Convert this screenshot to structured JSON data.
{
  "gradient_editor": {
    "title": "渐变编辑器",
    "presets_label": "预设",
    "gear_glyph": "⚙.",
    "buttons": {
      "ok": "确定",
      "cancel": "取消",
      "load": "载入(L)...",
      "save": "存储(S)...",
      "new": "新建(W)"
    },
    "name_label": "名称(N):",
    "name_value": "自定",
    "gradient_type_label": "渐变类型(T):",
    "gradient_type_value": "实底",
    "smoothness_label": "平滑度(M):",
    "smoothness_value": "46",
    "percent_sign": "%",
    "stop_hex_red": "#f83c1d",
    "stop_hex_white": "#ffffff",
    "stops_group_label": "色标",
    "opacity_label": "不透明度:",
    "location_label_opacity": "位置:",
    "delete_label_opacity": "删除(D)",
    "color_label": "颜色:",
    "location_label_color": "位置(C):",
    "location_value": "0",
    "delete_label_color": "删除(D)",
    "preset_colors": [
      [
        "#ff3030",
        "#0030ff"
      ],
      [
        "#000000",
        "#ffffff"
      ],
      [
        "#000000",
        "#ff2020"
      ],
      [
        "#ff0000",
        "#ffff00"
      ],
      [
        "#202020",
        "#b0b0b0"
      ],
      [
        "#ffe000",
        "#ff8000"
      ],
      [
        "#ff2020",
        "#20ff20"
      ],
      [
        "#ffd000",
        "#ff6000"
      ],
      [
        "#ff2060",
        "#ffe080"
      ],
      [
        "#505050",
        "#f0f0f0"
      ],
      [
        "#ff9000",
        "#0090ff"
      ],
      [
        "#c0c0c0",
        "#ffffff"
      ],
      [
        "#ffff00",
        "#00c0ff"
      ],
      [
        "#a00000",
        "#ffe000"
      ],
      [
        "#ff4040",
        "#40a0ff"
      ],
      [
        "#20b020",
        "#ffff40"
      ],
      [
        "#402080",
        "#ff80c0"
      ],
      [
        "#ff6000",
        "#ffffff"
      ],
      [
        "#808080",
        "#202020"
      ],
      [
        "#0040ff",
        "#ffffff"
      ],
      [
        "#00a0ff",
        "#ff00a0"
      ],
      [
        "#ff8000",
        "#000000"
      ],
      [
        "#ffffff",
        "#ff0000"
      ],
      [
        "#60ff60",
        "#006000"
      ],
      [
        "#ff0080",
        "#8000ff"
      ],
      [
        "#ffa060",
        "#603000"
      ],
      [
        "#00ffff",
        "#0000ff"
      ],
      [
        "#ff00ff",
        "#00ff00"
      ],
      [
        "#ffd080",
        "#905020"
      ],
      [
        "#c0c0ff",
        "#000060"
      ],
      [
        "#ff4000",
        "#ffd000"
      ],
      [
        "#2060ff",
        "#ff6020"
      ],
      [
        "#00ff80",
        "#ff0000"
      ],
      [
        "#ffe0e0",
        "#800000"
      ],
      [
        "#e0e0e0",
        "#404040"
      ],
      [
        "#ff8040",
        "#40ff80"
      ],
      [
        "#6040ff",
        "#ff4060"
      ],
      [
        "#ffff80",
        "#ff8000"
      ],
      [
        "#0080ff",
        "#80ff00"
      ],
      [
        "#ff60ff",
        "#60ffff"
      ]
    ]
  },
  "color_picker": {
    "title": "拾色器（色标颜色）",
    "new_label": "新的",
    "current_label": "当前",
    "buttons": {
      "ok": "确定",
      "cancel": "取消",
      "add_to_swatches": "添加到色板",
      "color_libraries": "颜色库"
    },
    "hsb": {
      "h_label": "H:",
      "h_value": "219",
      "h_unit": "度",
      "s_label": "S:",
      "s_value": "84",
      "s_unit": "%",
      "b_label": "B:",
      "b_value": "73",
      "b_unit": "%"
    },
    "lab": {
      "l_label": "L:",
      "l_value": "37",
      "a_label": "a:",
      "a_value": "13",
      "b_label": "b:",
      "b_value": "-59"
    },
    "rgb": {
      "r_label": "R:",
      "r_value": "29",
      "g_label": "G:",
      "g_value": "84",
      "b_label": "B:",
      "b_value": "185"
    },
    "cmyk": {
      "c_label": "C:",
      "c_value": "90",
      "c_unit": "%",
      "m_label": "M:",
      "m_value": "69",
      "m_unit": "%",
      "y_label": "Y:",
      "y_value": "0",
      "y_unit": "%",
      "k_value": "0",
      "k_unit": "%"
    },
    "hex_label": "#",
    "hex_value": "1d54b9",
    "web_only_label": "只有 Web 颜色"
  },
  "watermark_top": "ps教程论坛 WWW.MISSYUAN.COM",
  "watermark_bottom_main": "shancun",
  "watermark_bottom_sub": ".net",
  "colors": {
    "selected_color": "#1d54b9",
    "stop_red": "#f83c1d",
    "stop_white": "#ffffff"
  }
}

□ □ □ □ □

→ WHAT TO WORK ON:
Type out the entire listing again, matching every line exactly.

→ WRITTEN RESPONSE:
Convert this screenshot to structured JSON data.
{
  "gradient_editor": {
    "title": "渐变编辑器",
    "presets_label": "预设",
    "gear_glyph": "⚙.",
    "buttons": {
      "ok": "确定",
      "cancel": "取消",
      "load": "载入(L)...",
      "save": "存储(S)...",
      "new": "新建(W)"
    },
    "name_label": "名称(N):",
    "name_value": "自定",
    "gradient_type_label": "渐变类型(T):",
    "gradient_type_value": "实底",
    "smoothness_label": "平滑度(M):",
    "smoothness_value": "46",
    "percent_sign": "%",
    "stop_hex_red": "#f83c1d",
    "stop_hex_white": "#ffffff",
    "stops_group_label": "色标",
    "opacity_label": "不透明度:",
    "location_label_opacity": "位置:",
    "delete_label_opacity": "删除(D)",
    "color_label": "颜色:",
    "location_label_color": "位置(C):",
    "location_value": "0",
    "delete_label_color": "删除(D)",
    "preset_colors": [
      [
        "#ff3030",
        "#0030ff"
      ],
      [
        "#000000",
        "#ffffff"
      ],
      [
        "#000000",
        "#ff2020"
      ],
      [
        "#ff0000",
        "#ffff00"
      ],
      [
        "#202020",
        "#b0b0b0"
      ],
      [
        "#ffe000",
        "#ff8000"
      ],
      [
        "#ff2020",
        "#20ff20"
      ],
      [
        "#ffd000",
        "#ff6000"
      ],
      [
        "#ff2060",
        "#ffe080"
      ],
      [
        "#505050",
        "#f0f0f0"
      ],
      [
        "#ff9000",
        "#0090ff"
      ],
      [
        "#c0c0c0",
        "#ffffff"
      ],
      [
        "#ffff00",
        "#00c0ff"
      ],
      [
        "#a00000",
        "#ffe000"
      ],
      [
        "#ff4040",
        "#40a0ff"
      ],
      [
        "#20b020",
        "#ffff40"
      ],
      [
        "#402080",
        "#ff80c0"
      ],
      [
        "#ff6000",
        "#ffffff"
      ],
      [
        "#808080",
        "#202020"
      ],
      [
        "#0040ff",
        "#ffffff"
      ],
      [
        "#00a0ff",
        "#ff00a0"
      ],
      [
        "#ff8000",
        "#000000"
      ],
      [
        "#ffffff",
        "#ff0000"
      ],
      [
        "#60ff60",
        "#006000"
      ],
      [
        "#ff0080",
        "#8000ff"
      ],
      [
        "#ffa060",
        "#603000"
      ],
      [
        "#00ffff",
        "#0000ff"
      ],
      [
        "#ff00ff",
        "#00ff00"
      ],
      [
        "#ffd080",
        "#905020"
      ],
      [
        "#c0c0ff",
        "#000060"
      ],
      [
        "#ff4000",
        "#ffd000"
      ],
      [
        "#2060ff",
        "#ff6020"
      ],
      [
        "#00ff80",
        "#ff0000"
      ],
      [
        "#ffe0e0",
        "#800000"
      ],
      [
        "#e0e0e0",
        "#404040"
      ],
      [
        "#ff8040",
        "#40ff80"
      ],
      [
        "#6040ff",
        "#ff4060"
      ],
      [
        "#ffff80",
        "#ff8000"
      ],
      [
        "#0080ff",
        "#80ff00"
      ],
      [
        "#ff60ff",
        "#60ffff"
      ]
    ]
  },
  "color_picker": {
    "title": "拾色器（色标颜色）",
    "new_label": "新的",
    "current_label": "当前",
    "buttons": {
      "ok": "确定",
      "cancel": "取消",
      "add_to_swatches": "添加到色板",
      "color_libraries": "颜色库"
    },
    "hsb": {
      "h_label": "H:",
      "h_value": "219",
      "h_unit": "度",
      "s_label": "S:",
      "s_value": "84",
      "s_unit": "%",
      "b_label": "B:",
      "b_value": "73",
      "b_unit": "%"
    },
    "lab": {
      "l_label": "L:",
      "l_value": "37",
      "a_label": "a:",
      "a_value": "13",
      "b_label": "b:",
      "b_value": "-59"
    },
    "rgb": {
      "r_label": "R:",
      "r_value": "29",
      "g_label": "G:",
      "g_value": "84",
      "b_label": "B:",
      "b_value": "185"
    },
    "cmyk": {
      "c_label": "C:",
      "c_value": "90",
      "c_unit": "%",
      "m_label": "M:",
      "m_value": "69",
      "m_unit": "%",
      "y_label": "Y:",
      "y_value": "0",
      "y_unit": "%",
      "k_value": "0",
      "k_unit": "%"
    },
    "hex_label": "#",
    "hex_value": "1d54b9",
    "web_only_label": "只有 Web 颜色"
  },
  "watermark_top": "ps教程论坛 WWW.MISSYUAN.COM",
  "watermark_bottom_main": "shancun",
  "watermark_bottom_sub": ".net",
  "colors": {
    "selected_color": "#1d54b9",
    "stop_red": "#f83c1d",
    "stop_white": "#ffffff"
  }
}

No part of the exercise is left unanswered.